What to work on
Go through the data and copy each line where the word "整改要求" shows up.

** Information supplied follows **

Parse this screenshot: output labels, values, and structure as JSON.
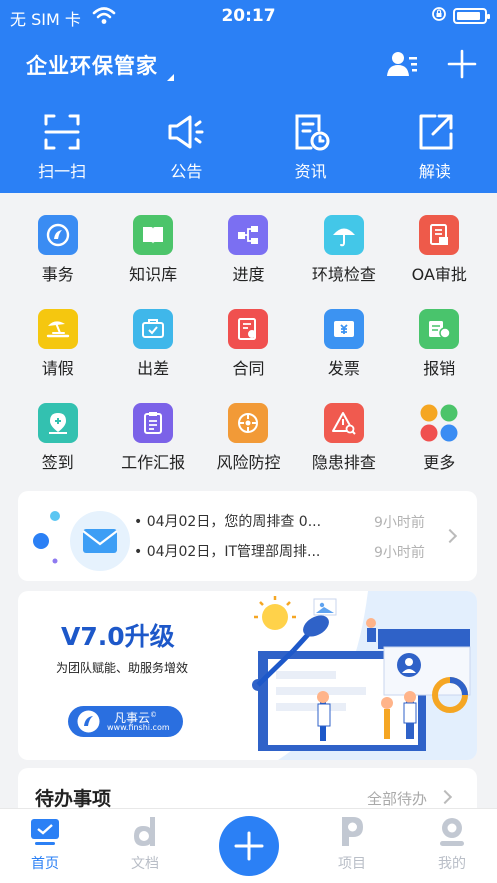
{
  "status_bar": {
    "carrier": "无 SIM 卡",
    "time": "20:17",
    "battery_level": 0.9
  },
  "header": {
    "title": "企业环保管家",
    "contacts_icon": "contacts-icon",
    "add_icon": "plus-icon",
    "quick_actions": [
      {
        "label": "扫一扫",
        "icon": "scan-icon"
      },
      {
        "label": "公告",
        "icon": "megaphone-icon"
      },
      {
        "label": "资讯",
        "icon": "news-icon"
      },
      {
        "label": "解读",
        "icon": "share-icon"
      }
    ]
  },
  "grid": [
    [
      {
        "label": "事务",
        "icon": "affairs-icon",
        "color": "#3a8cf3"
      },
      {
        "label": "知识库",
        "icon": "book-icon",
        "color": "#4cc46a"
      },
      {
        "label": "进度",
        "icon": "flow-icon",
        "color": "#7b6ff2"
      },
      {
        "label": "环境检查",
        "icon": "umbrella-icon",
        "color": "#43c7e8"
      },
      {
        "label": "OA审批",
        "icon": "approval-icon",
        "color": "#ee5a4a"
      }
    ],
    [
      {
        "label": "请假",
        "icon": "leave-icon",
        "color": "#f5c70f"
      },
      {
        "label": "出差",
        "icon": "trip-icon",
        "color": "#3fb7ea"
      },
      {
        "label": "合同",
        "icon": "contract-icon",
        "color": "#f0504f"
      },
      {
        "label": "发票",
        "icon": "invoice-icon",
        "color": "#3c93f2"
      },
      {
        "label": "报销",
        "icon": "reimburse-icon",
        "color": "#49c46c"
      }
    ],
    [
      {
        "label": "签到",
        "icon": "checkin-icon",
        "color": "#33c1b0"
      },
      {
        "label": "工作汇报",
        "icon": "report-icon",
        "color": "#7b62e8"
      },
      {
        "label": "风险防控",
        "icon": "risk-icon",
        "color": "#f29a37"
      },
      {
        "label": "隐患排查",
        "icon": "hazard-icon",
        "color": "#f05a4f"
      },
      {
        "label": "更多",
        "icon": "more-icon",
        "color": "#ffffff"
      }
    ]
  ],
  "messages": {
    "icon": "mail-icon",
    "items": [
      {
        "text": "• 04月02日，您的周排查 0...",
        "time": "9小时前"
      },
      {
        "text": "• 04月02日，IT管理部周排...",
        "time": "9小时前"
      }
    ]
  },
  "banner": {
    "title": "V7.0升级",
    "subtitle": "为团队赋能、助服务增效",
    "brand": "凡事云",
    "brand_mark": "©",
    "url": "www.finshi.com"
  },
  "todo": {
    "title": "待办事项",
    "all_label": "全部待办"
  },
  "tabbar": {
    "items": [
      {
        "label": "首页",
        "icon": "home-icon",
        "active": true
      },
      {
        "label": "文档",
        "icon": "document-icon",
        "active": false
      },
      {
        "label": "项目",
        "icon": "project-icon",
        "active": false
      },
      {
        "label": "我的",
        "icon": "profile-icon",
        "active": false
      }
    ],
    "fab_icon": "plus-icon"
  },
  "colors": {
    "primary": "#2b80f5",
    "background": "#f2f3f5"
  }
}
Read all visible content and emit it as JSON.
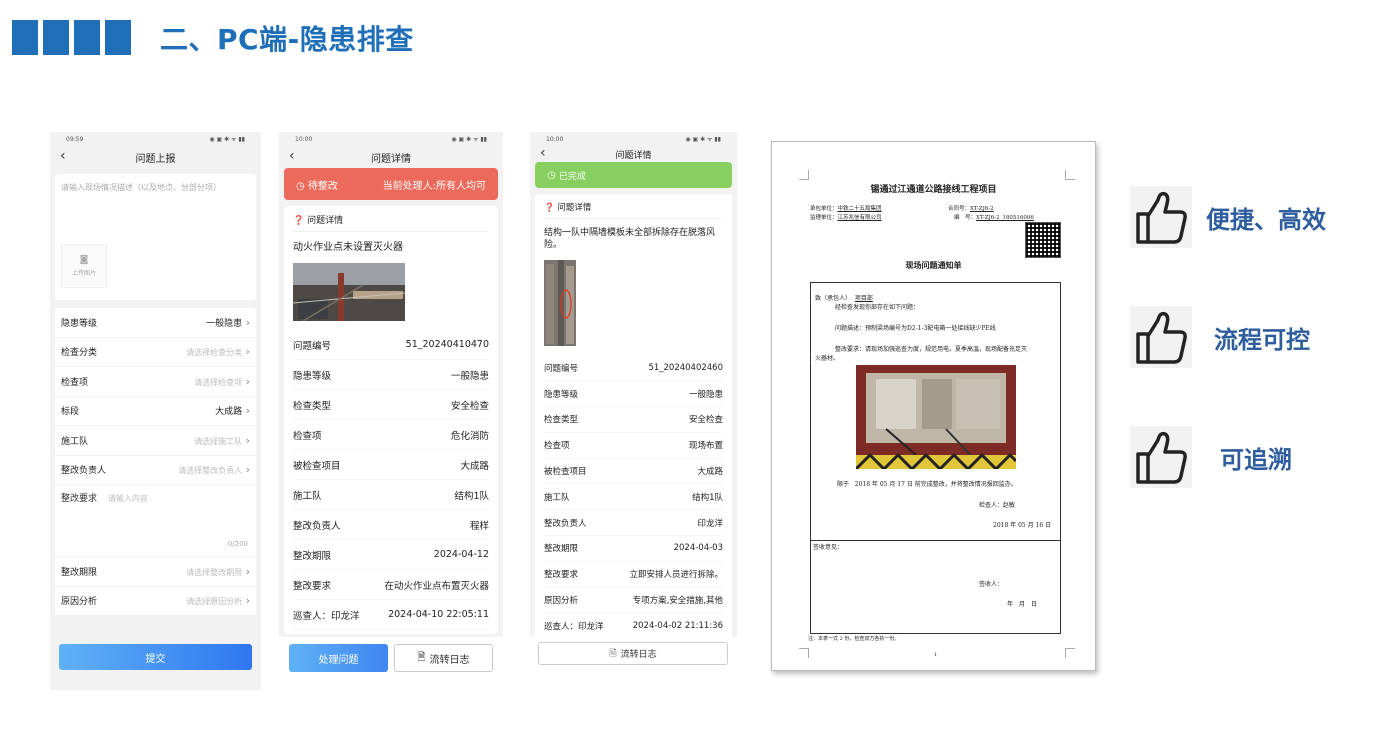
{
  "header": {
    "title": "二、PC端-隐患排查"
  },
  "phone1": {
    "status_time": "09:59",
    "nav_title": "问题上报",
    "desc_placeholder": "请输入现场情况描述（以及地点、分部分项）",
    "upload_label": "上传图片",
    "fields": [
      {
        "label": "隐患等级",
        "value": "一般隐患",
        "placeholder": false
      },
      {
        "label": "检查分类",
        "value": "请选择检查分类",
        "placeholder": true
      },
      {
        "label": "检查项",
        "value": "请选择检查项",
        "placeholder": true
      },
      {
        "label": "标段",
        "value": "大成路",
        "placeholder": false
      },
      {
        "label": "施工队",
        "value": "请选择施工队",
        "placeholder": true
      },
      {
        "label": "整改负责人",
        "value": "请选择整改负责人",
        "placeholder": true
      }
    ],
    "requirement_label": "整改要求",
    "requirement_placeholder": "请输入内容",
    "char_count": "0/200",
    "fields2": [
      {
        "label": "整改期限",
        "value": "请选择整改期限",
        "placeholder": true
      },
      {
        "label": "原因分析",
        "value": "请选择原因分析",
        "placeholder": true
      }
    ],
    "submit_label": "提交"
  },
  "phone2": {
    "status_time": "10:00",
    "nav_title": "问题详情",
    "status_label": "待整改",
    "handler_label": "当前处理人:所有人均可",
    "section_title": "问题详情",
    "description": "动火作业点未设置灭火器",
    "rows": [
      {
        "label": "问题编号",
        "value": "51_20240410470"
      },
      {
        "label": "隐患等级",
        "value": "一般隐患"
      },
      {
        "label": "检查类型",
        "value": "安全检查"
      },
      {
        "label": "检查项",
        "value": "危化消防"
      },
      {
        "label": "被检查项目",
        "value": "大成路"
      },
      {
        "label": "施工队",
        "value": "结构1队"
      },
      {
        "label": "整改负责人",
        "value": "程样"
      },
      {
        "label": "整改期限",
        "value": "2024-04-12"
      },
      {
        "label": "整改要求",
        "value": "在动火作业点布置灭火器"
      },
      {
        "label": "巡查人：印龙洋",
        "value": "2024-04-10 22:05:11"
      }
    ],
    "process_button": "处理问题",
    "log_button": "流转日志"
  },
  "phone3": {
    "status_time": "10:00",
    "nav_title": "问题详情",
    "status_label": "已完成",
    "section_title": "问题详情",
    "description": "结构一队中隔墙模板未全部拆除存在脱落风险。",
    "rows": [
      {
        "label": "问题编号",
        "value": "51_20240402460"
      },
      {
        "label": "隐患等级",
        "value": "一般隐患"
      },
      {
        "label": "检查类型",
        "value": "安全检查"
      },
      {
        "label": "检查项",
        "value": "现场布置"
      },
      {
        "label": "被检查项目",
        "value": "大成路"
      },
      {
        "label": "施工队",
        "value": "结构1队"
      },
      {
        "label": "整改负责人",
        "value": "印龙洋"
      },
      {
        "label": "整改期限",
        "value": "2024-04-03"
      },
      {
        "label": "整改要求",
        "value": "立即安排人员进行拆除。"
      },
      {
        "label": "原因分析",
        "value": "专项方案,安全措施,其他"
      },
      {
        "label": "巡查人：印龙洋",
        "value": "2024-04-02 21:11:36"
      }
    ],
    "log_button": "流转日志"
  },
  "document": {
    "title": "锡通过江通道公路接线工程项目",
    "contractor_label": "承包单位：",
    "contractor": "中铁二十五局集团",
    "contract_no_label": "合同号：",
    "contract_no": "XT-ZJ6-2",
    "supervisor_label": "监理单位：",
    "supervisor": "江苏兆信有限公司",
    "serial_label": "编　号：",
    "serial": "XT-ZJ6-2_180516006",
    "subtitle": "现场问题通知单",
    "to_line": "致（承包人）",
    "to_name": "项目部",
    "intro": "经检查发现你部存在如下问题：",
    "problem": "问题描述：预制梁场编号为D2-1-3配电箱一处接线缺少PE线",
    "requirement": "整改要求：请现场加强巡查力度，规范用电，夏季高温，现场配备充足灭",
    "requirement2": "火器材。",
    "deadline_prefix": "限于",
    "deadline": "2018 年 05 月 17 日 前完成整改，并将整改情况报回监办。",
    "inspector": "检查人：赵敏",
    "date": "2018 年 05 月 16 日",
    "sign_opinion": "签收意见：",
    "signer": "签收人：",
    "sign_date": "年　月　日",
    "footnote": "注：本表一式 2 份，检查双方各执一份。",
    "page": "1"
  },
  "benefits": [
    {
      "label": "便捷、高效",
      "icon": "thumbs-up-icon"
    },
    {
      "label": "流程可控",
      "icon": "thumbs-up-icon"
    },
    {
      "label": "可追溯",
      "icon": "thumbs-up-icon"
    }
  ],
  "colors": {
    "brand": "#1f6fb8",
    "pending": "#ec6a5c",
    "done": "#87cf5e",
    "button": "#3f86f0",
    "benefit_text": "#2e5d9e"
  }
}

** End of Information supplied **

Result below
    "requirement_label": "整改要求",
        "label": "整改要求",
        "label": "整改要求",
    "requirement": "整改要求：请现场加强巡查力度，规范用电，夏季高温，现场配备充足灭",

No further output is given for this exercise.